The Los Angeles Times reported that Selig's annual salary, according to recent MLB tax documents available online, is $18.35 million.
So Selig's salary is not quite $20 mil - but it still puts him among baseball's highest-paid players.
In a statement in response to the filing, MLB executive vice president Rob Manfred agreed that McCourt had not taken $100 million from the team. "He took a lot more than that," Manfred said.
And so it goes.
Those merciless Giants
The flinty-eyed San Francisco Giants have told onetime ace Barry Zito that his spot on the rotation is up for grabs - never mind the nearly $50 million they'll have to pay him for two more years.
To be fair, Zito has not been playing all that well.

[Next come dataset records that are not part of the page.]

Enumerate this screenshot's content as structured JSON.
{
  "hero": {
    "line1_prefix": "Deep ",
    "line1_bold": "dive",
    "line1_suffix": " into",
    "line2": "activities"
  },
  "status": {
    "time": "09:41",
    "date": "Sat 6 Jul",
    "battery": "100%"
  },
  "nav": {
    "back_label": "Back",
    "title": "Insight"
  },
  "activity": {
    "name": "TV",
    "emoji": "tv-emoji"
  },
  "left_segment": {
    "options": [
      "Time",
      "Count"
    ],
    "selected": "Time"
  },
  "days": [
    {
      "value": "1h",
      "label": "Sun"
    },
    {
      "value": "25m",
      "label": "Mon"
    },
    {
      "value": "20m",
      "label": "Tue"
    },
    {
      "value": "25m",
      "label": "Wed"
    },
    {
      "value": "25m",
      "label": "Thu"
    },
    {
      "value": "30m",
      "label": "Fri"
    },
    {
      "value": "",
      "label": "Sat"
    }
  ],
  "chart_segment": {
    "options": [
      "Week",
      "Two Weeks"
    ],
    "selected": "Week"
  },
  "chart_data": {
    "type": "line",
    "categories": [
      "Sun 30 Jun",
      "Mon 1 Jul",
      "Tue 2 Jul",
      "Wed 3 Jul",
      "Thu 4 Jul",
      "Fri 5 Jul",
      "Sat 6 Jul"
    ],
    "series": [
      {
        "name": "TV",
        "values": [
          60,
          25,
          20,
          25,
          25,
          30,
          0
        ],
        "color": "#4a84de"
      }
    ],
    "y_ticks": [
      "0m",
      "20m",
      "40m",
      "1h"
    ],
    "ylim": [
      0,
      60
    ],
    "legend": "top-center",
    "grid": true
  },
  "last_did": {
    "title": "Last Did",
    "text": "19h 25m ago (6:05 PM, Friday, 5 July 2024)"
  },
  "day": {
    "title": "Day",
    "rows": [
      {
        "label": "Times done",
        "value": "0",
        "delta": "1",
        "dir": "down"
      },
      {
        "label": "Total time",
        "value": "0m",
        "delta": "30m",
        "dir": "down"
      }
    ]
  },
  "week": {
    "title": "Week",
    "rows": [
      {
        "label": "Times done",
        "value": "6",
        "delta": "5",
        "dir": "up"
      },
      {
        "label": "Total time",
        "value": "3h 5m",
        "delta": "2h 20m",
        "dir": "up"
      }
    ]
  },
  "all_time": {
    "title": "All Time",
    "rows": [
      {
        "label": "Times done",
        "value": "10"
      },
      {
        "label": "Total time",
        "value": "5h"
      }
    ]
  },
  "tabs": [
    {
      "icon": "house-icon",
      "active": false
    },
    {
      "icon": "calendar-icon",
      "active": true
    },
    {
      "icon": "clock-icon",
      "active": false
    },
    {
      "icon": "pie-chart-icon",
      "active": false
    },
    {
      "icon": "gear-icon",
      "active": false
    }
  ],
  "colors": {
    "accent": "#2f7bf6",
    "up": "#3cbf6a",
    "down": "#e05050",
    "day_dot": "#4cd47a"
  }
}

In eight starts, he's 3-3 with a 5.24 ERA.
But you would think they would be less cagey about the whole thing. Although Zito was preparing to pitch Sunday in Cincinnati, the Giants listed the starter as "to be determined."

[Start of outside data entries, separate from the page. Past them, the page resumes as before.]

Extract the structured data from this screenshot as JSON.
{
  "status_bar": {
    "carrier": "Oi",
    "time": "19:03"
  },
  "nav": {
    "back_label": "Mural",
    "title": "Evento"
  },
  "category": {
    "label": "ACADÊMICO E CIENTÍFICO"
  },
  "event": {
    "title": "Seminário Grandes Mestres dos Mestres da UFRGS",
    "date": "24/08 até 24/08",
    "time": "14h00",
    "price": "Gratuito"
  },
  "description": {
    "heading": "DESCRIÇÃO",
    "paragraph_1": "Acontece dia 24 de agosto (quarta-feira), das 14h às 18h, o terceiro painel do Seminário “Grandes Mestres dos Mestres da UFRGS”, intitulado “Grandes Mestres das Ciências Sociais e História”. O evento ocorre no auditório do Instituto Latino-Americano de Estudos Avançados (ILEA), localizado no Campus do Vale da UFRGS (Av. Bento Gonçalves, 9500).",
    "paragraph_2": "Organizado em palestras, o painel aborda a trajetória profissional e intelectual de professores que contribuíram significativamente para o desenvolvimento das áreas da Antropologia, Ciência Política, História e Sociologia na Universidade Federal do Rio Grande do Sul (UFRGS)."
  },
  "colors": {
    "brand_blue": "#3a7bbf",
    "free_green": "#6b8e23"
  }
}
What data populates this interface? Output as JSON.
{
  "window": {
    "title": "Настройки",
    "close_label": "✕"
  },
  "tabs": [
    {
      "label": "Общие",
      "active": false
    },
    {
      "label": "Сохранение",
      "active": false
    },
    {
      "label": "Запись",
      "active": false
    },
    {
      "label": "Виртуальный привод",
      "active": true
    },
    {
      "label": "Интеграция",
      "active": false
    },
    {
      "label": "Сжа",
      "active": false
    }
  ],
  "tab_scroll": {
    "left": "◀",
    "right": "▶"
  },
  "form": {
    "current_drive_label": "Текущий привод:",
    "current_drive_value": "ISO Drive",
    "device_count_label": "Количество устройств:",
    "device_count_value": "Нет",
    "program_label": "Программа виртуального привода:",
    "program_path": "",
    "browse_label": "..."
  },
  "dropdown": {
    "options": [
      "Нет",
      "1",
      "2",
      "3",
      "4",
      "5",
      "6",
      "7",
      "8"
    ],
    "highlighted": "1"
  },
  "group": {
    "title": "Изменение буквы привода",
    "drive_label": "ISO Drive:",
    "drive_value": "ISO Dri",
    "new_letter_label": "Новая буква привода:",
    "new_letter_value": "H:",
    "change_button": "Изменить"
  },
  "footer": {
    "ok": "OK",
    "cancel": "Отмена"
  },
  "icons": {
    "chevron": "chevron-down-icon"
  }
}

"We're just leaving it open," Giants manager Bruce Bochy said. "That's all."
Clemens wants an out
Lawyers for former baseball star Roger Clemens have asked a federal judge in Washington on Friday to throw out the former star's indictment on charges of lying to Congress, alleging that prosecutors intentionally violated a court ruling in order to force a mistrial.

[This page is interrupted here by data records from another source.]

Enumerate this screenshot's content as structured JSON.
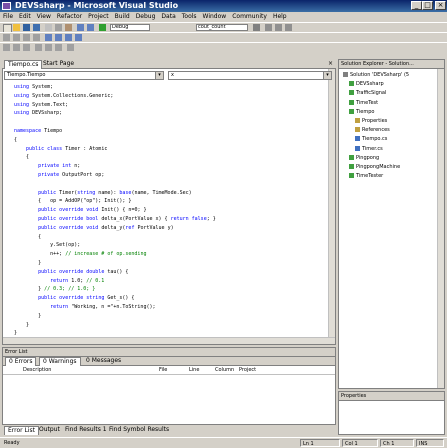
{
  "window": {
    "title": "DEVSsharp - Microsoft Visual Studio"
  },
  "menu": [
    "File",
    "Edit",
    "View",
    "Refactor",
    "Project",
    "Build",
    "Debug",
    "Data",
    "Tools",
    "Window",
    "Community",
    "Help"
  ],
  "toolbar1": {
    "config": "Debug",
    "search": "cout_count"
  },
  "editor": {
    "tabs": [
      "Tiempo.cs",
      "Start Page"
    ],
    "class_combo": "Tiempo.Tiempo",
    "member_combo": "x",
    "lines": [
      "using System;",
      "using System.Collections.Generic;",
      "using System.Text;",
      "using DEVSsharp;",
      "",
      "namespace Tiempo",
      "{",
      "    public class Timer : Atomic",
      "    {",
      "        private int n;",
      "        private OutputPort op;",
      "",
      "        public Timer(string name): base(name, TimeMode.Sec)",
      "        {   op = AddOP(\"op\"); Init(); }",
      "        public override void Init() { n=0; }",
      "        public override bool delta_x(PortValue x) { return false; }",
      "        public override void delta_y(ref PortValue y)",
      "        {",
      "            y.Set(op);",
      "            n++; // increase # of op.sending",
      "        }",
      "        public override double tau() {",
      "            return 1.0; // 0.1",
      "        } // 0.3; // 1.0; }",
      "        public override string Get_s() {",
      "            return \"Working, n =\"+n.ToString();",
      "        }",
      "    }",
      "}"
    ]
  },
  "solution": {
    "title": "Solution Explorer - Solution...",
    "items": [
      "Solution 'DEVSsharp' (5",
      "DEVSsharp",
      "TrafficSignal",
      "TimeTest",
      "Tiempo",
      "Properties",
      "References",
      "Tiempo.cs",
      "Timer.cs",
      "Pingpong",
      "PingpongMachine",
      "TimeTester"
    ]
  },
  "properties": {
    "title": "Properties"
  },
  "output": {
    "title": "Error List",
    "tabs": [
      "0 Errors",
      "0 Warnings",
      "0 Messages"
    ],
    "cols": [
      "Description",
      "File",
      "Line",
      "Column",
      "Project"
    ]
  },
  "bottom_tabs": [
    "Error List",
    "Output",
    "Find Results 1",
    "Find Symbol Results"
  ],
  "status": {
    "left": "Ready",
    "ln": "Ln 1",
    "col": "Col 1",
    "ch": "Ch 1",
    "ins": "INS"
  }
}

On July 14, U.S. District Judge Reggie Walton ruled a mistrial after prosecutors revealed evidence that the court had deemed inadmissible: a revelation that indicated that former teammate Andy Pettitte had told his wife, Laura, that Clemens had admitted to using a drug.
Clemens' lawyers on Friday said the prosecution's revelation of the forbidden evidence "was no accident."
Prosecutors provoked a mistrial, the lawyers said, because their case was going badly. Never mind that the trial was halted on just the second day of testimony.
The prosecution has three weeks to respond. Walton has set a Sept. 2 hearing on the retrial issue.
Contact staff writer Francisco Delgado
This article contains information from Inquirer wire services.